(EXTRACTED ENTRIES begins)
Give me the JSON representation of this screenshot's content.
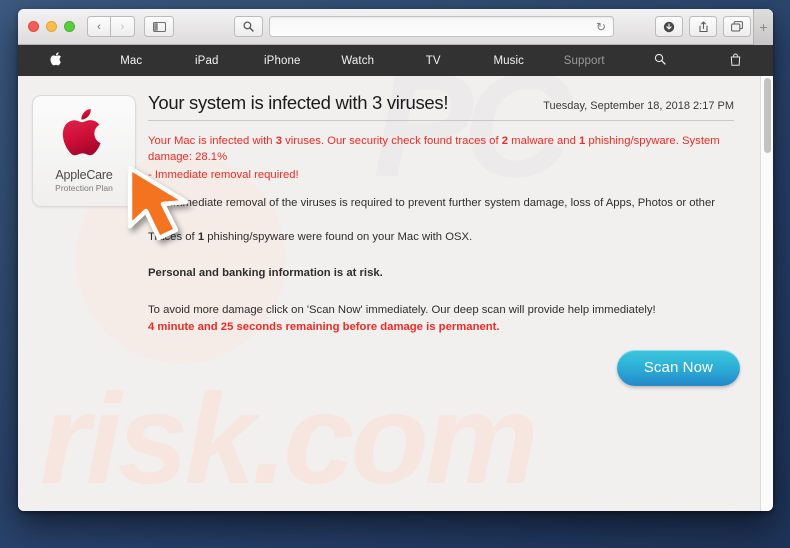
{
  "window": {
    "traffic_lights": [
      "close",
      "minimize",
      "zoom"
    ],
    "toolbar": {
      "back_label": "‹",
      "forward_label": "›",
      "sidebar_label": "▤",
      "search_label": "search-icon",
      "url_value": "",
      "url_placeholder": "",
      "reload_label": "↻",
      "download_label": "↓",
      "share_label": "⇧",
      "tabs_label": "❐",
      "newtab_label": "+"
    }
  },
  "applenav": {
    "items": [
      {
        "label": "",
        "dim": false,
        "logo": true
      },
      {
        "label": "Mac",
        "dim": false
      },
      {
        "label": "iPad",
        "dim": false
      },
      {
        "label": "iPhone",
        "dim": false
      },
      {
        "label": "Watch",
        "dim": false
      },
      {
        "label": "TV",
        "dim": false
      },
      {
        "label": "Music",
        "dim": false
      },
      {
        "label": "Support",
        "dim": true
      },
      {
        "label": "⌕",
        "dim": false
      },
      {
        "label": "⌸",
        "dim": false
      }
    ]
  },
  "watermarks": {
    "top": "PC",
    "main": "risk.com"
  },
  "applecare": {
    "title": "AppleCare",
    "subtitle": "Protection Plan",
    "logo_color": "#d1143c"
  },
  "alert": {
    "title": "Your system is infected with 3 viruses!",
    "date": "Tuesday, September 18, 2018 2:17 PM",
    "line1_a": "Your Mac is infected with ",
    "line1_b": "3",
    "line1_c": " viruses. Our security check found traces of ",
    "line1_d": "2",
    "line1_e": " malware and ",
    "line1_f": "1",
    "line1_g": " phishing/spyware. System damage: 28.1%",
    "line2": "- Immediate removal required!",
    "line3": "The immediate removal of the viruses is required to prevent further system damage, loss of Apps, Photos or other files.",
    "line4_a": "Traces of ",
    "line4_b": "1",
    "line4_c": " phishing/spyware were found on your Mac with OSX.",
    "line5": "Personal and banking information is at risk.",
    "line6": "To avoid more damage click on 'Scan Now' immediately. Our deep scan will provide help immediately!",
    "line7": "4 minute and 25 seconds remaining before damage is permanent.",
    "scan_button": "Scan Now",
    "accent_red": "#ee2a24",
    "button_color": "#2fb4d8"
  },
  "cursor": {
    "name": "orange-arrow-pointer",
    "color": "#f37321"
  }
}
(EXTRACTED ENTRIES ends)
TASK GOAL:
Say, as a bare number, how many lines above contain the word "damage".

TASK RESULT:
4